Why Bridgegate made headlines but Obama’s IRS scandal didn’t
By John Podhoretz
January 11, 2014 | 6:55pm
Most government scandals involve the manipulation of the system in obscure ways by people no one has ever heard of. That is why George Washington Bridgegate is nearly a perfect scandal — because it is comprehensible and (as they say in Hollywood) “relatable” to everyone who has ever been in a car. This is the reason this one is not going to go away so easily, even if one accepts the contention that Gov. Chris Christie had nothing whatsoever to do with it.
Government officials and political operatives working for Christie, for weird and petty reasons, chose to make traffic worse. That’s the takeaway. When they are reminded of the fact that people working on Christie’s behalf thought it was a good political game to mire tens of thousands of their fellow Americans in the nightmarish gridlock that is a daily dreaded prospect for tens of millions, they will be discomfited by that and by the politician in whose name it was done.
And yet, you know what is also something everybody would find “relatable”? Politicians who sic the tax man on others for political gain. Everybody has to deal with the IRS and fears it. Last year, we learned from the Internal Revenue Service itself that it had targeted ideological opponents of the president for special scrutiny and investigation — because they were ideological opponents.
That’s juicy, just as Bridgegate is juicy. It’s something we can all understand, it speaks to our greatest fears, and it’s the sort of thing TV newspeople could gab about for days on end without needing a fresh piece of news to keep it going.
And yet, according to Scott Wheelock of the Media Research Center, “In less than 24 hours, the three networks have devoted 17 times more coverage to a traffic scandal involving Chris Christie than they’ve allowed in the last six months to Barack Obama’s Internal Revenue Service controversy.”
Why? Oh, come on, you know why. Christie belongs to one political party. Obama belongs to the other. You know which ones they belong to. And you know which ones the people at the three networks belong to, too: In surveys going back decades, anywhere from 80% to 90% of Washington’s journalists say they vote Democratic.
Scandals are not just about themselves; they are about the media atmosphere that surrounds them. They are perpetuated and deepened by the attention of journalists, whose relentless pursuit of every angle keeps the story going. That is exactly what has been missing from the IRS scandal from its outset; Republicans in Congress have been the dogged pursuers, not the press.
There was plenty of material. Just as journalists remain skeptical today about who exactly might have gotten the idea for the lane closures, they could have been asking without letup who got the idea to dig into conservative tax-status applications. Several officials at the IRS resigned, retired and took the Fifth, just as was the case with Christie-aligned Port Authority officials.
It’s pretty clear the questions about how high up Bridgegate went are going to be pursued far more diligently than they have been in the IRS case.
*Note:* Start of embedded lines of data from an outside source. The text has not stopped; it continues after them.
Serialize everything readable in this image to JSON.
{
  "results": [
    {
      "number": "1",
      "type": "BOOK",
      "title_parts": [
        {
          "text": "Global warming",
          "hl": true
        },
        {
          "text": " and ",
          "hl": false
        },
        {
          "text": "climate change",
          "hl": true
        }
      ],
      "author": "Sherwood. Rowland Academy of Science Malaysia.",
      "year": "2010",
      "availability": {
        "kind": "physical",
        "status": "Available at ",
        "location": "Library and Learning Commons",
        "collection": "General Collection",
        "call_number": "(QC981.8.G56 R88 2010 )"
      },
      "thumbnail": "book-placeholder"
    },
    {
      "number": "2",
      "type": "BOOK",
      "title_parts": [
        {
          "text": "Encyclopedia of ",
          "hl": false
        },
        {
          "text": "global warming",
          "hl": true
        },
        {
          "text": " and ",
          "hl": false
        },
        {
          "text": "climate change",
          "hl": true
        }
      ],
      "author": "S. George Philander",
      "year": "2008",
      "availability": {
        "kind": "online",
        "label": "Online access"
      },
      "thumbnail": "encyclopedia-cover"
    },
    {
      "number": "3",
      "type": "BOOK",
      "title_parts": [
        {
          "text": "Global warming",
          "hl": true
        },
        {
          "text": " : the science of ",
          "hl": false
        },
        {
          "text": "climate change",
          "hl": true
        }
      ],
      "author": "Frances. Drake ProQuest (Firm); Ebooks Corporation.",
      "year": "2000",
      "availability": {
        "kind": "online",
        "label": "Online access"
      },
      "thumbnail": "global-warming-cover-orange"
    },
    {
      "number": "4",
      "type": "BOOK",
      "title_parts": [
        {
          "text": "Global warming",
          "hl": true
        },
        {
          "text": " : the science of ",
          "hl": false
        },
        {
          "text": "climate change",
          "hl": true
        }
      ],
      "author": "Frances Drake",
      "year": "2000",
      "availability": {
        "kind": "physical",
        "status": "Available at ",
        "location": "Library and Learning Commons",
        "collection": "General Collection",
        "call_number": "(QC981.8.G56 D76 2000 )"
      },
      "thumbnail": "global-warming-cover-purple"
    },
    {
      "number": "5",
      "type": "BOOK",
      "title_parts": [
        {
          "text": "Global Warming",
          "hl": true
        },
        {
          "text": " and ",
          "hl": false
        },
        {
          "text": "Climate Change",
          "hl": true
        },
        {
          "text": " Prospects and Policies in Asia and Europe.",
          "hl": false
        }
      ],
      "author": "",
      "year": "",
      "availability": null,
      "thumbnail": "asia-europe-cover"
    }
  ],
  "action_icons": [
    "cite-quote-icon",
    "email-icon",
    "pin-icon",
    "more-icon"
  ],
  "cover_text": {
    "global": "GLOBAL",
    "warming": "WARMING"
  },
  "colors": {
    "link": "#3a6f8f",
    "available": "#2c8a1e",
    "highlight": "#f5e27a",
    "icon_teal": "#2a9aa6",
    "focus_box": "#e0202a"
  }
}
There is a fundamental misunderstanding among conservatives about the causes of partisan media bias — the reason there is unequal coverage of scandals of this kind. It exists not because there is a conscious effort to soft-pedal bad news for politicians you like and to push hard on bad news for politicians you don’t.
It’s actually more personal — more relatable, shall we say—than that.
Journalists know the Obamans. Intimately. They know them from college, they know them from work, they know them from kids’ soccer. They’re literally married to them.
To the journalists, the Obamans don’t look like crooks and cheats. Far from it. For them, it’s like looking in a mirror.
In September, Elspeth Reeve of The Atlantic Wire took note of 24 major journalists who have taken posts at senior levels in the Obama administration. All of them have worked for decades in various news organizations, thus creating personal ties and bonds of affection with literally hundreds of working reporters and editors.
The journalists are not covering up for their friends and their spouses. They just believe the people they know could not be responsible for behaving badly, or cravenly, or for crass political advantage —and the tone they strike when such things are discussed is often one of offense, as though it is a sign of low character to believe otherwise. It would be, well, like believing the journalists themselves were crooks.
It’s fair to say that most conservatives don’t know people in the Obama administration, and they dislike and disagree with its policies. When they look at it, their dislike and lack of any personal connection make it easier for them to see officials mired in scandal and tush-covering cover-up. This is a direct analogue to the way liberals — of whom journalists comprise a central cohort — viewed the George W. Bush and Reagan administrations.
They saw people with whom they disagreed and who they thought were bad for the country and so found it much easier to believe they were acting out of malign motive and doing evil.
Christie may be entirely innocent of all wrongdoing. Or there may be some connection, even a very tenuous and suggestive one. But there will be little let-up now.
For in the end, because Christie is a Republican. Christie isn’t them.